[Data — start]

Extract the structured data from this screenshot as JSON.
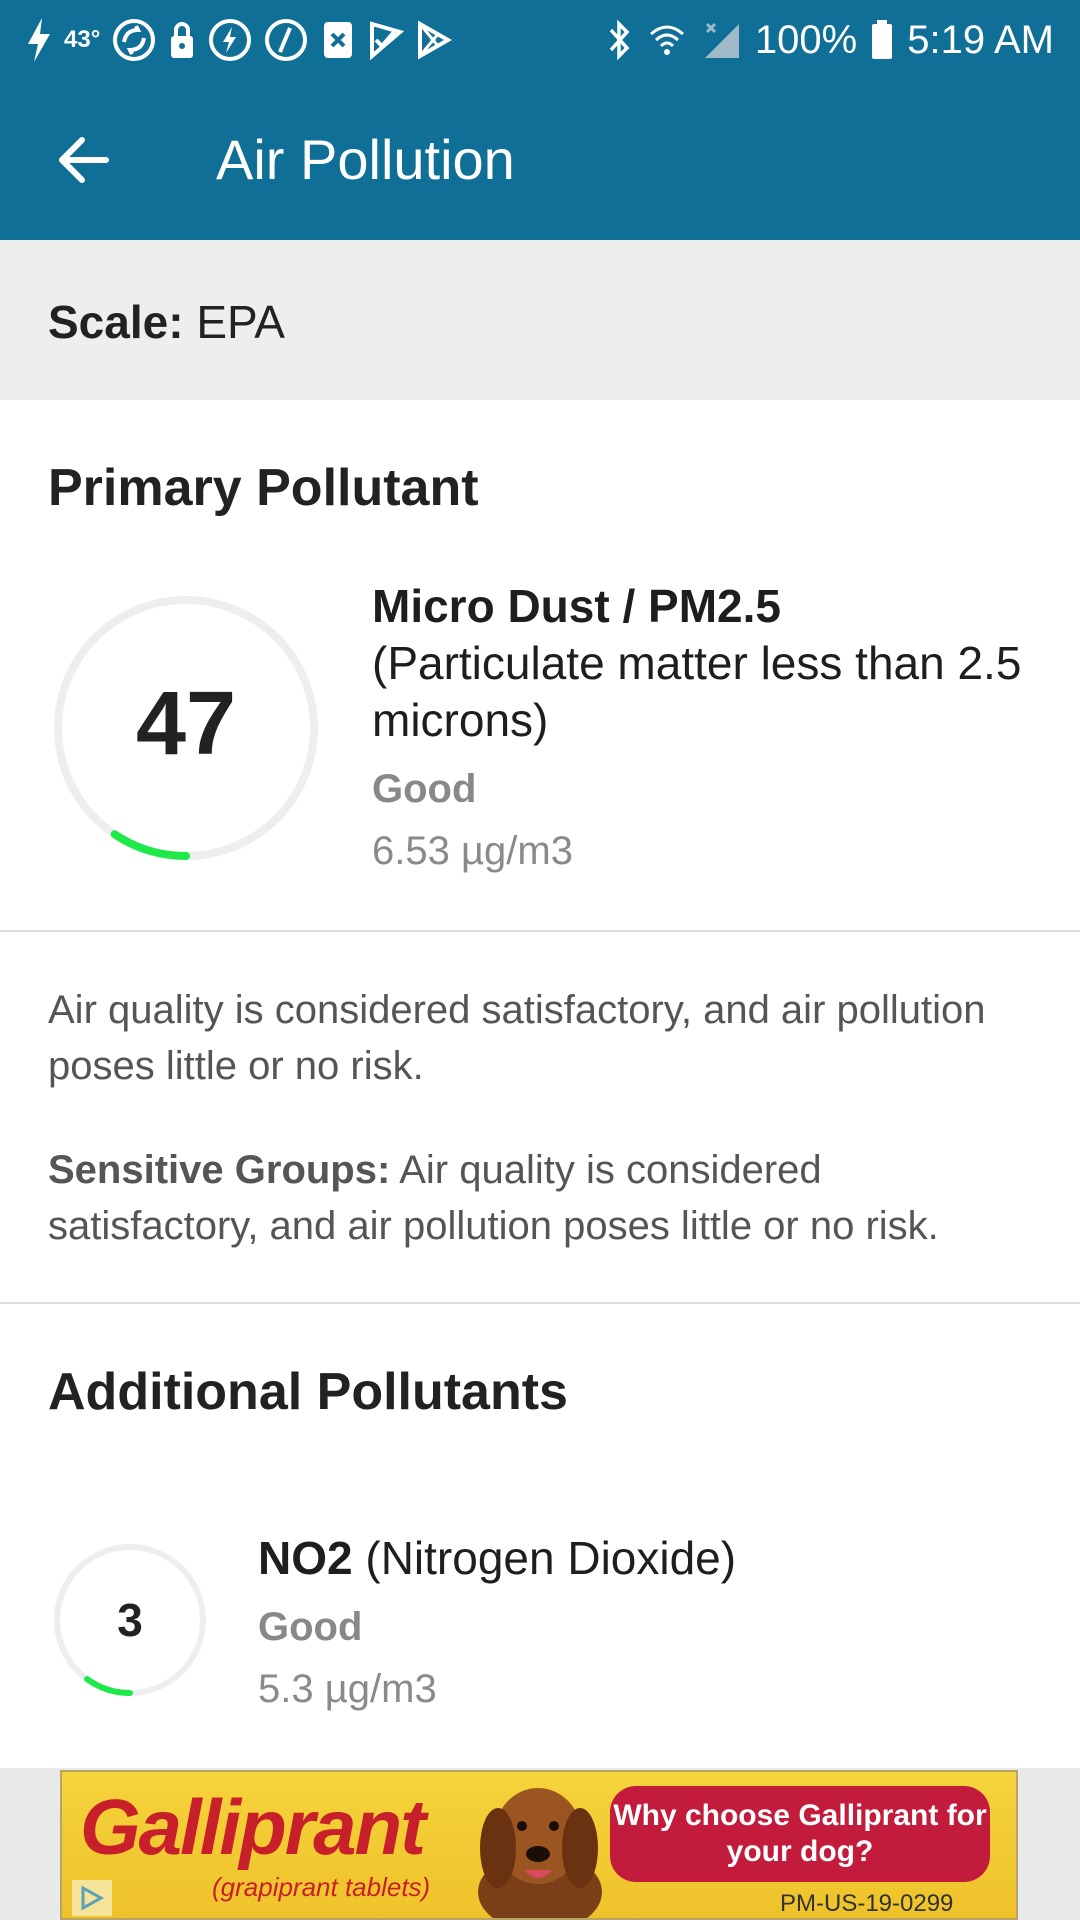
{
  "status_bar": {
    "temperature": "43°",
    "battery": "100%",
    "time": "5:19 AM",
    "left_icons": [
      "flash-icon",
      "temperature",
      "sync-icon",
      "lock-icon",
      "lightning-circle-icon",
      "lightning-circle-icon",
      "app-close-icon",
      "check-flag-icon",
      "play-store-icon"
    ],
    "right_icons": [
      "bluetooth-icon",
      "wifi-icon",
      "signal-icon",
      "battery-icon"
    ]
  },
  "app_bar": {
    "title": "Air Pollution",
    "back_icon": "arrow-left-icon"
  },
  "scale": {
    "label": "Scale:",
    "value": "EPA"
  },
  "primary": {
    "heading": "Primary Pollutant",
    "aqi": "47",
    "aqi_fraction": 0.094,
    "name_bold": "Micro Dust / PM2.5",
    "name_rest": "(Particulate matter less than 2.5 microns)",
    "status": "Good",
    "concentration": "6.53 µg/m3",
    "description": "Air quality is considered satisfactory, and air pollution poses little or no risk.",
    "sensitive_label": "Sensitive Groups:",
    "sensitive_text": "Air quality is considered satisfactory, and air pollution poses little or no risk."
  },
  "additional": {
    "heading": "Additional Pollutants",
    "items": [
      {
        "aqi": "3",
        "aqi_fraction": 0.1,
        "name_bold": "NO2",
        "name_rest": "(Nitrogen Dioxide)",
        "status": "Good",
        "concentration": "5.3 µg/m3"
      }
    ]
  },
  "colors": {
    "app_bar": "#0f6f96",
    "gauge_track": "#eeeeee",
    "gauge_good": "#1ee84a",
    "ad_background": "#f2cb33",
    "ad_red": "#c31b3c"
  },
  "ad": {
    "brand": "Galliprant",
    "subtitle": "(grapiprant tablets)",
    "cta": "Why choose Galliprant for your dog?",
    "code": "PM-US-19-0299",
    "adchoices_icon": "adchoices-icon"
  }
}
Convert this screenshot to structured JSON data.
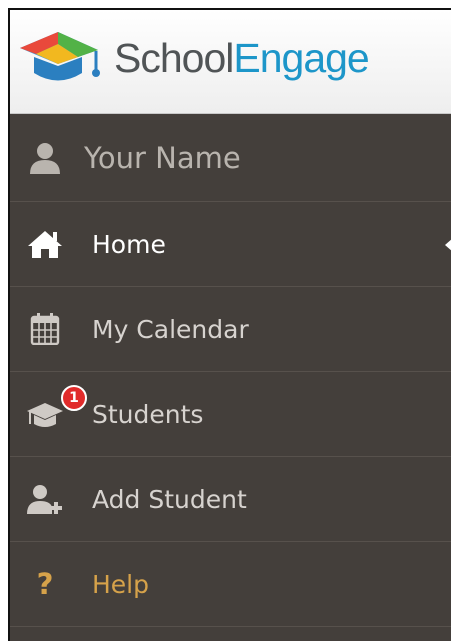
{
  "brand": {
    "name_part1": "School",
    "name_part2": "Engage",
    "logo_icon": "graduation-cap-logo",
    "colors": {
      "dark": "#505456",
      "accent": "#1d96c9"
    }
  },
  "sidebar": {
    "background": "#443f3b",
    "user": {
      "label": "Your Name",
      "icon": "user-icon"
    },
    "items": [
      {
        "label": "Home",
        "icon": "home-icon",
        "active": true
      },
      {
        "label": "My Calendar",
        "icon": "calendar-icon"
      },
      {
        "label": "Students",
        "icon": "graduation-cap-icon",
        "badge": "1"
      },
      {
        "label": "Add Student",
        "icon": "add-user-icon"
      },
      {
        "label": "Help",
        "icon": "question-icon",
        "color": "#d6a24a"
      }
    ]
  }
}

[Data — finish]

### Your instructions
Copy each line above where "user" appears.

### Finished task
    "user": {
      "icon": "user-icon"
        "icon": "add-user-icon"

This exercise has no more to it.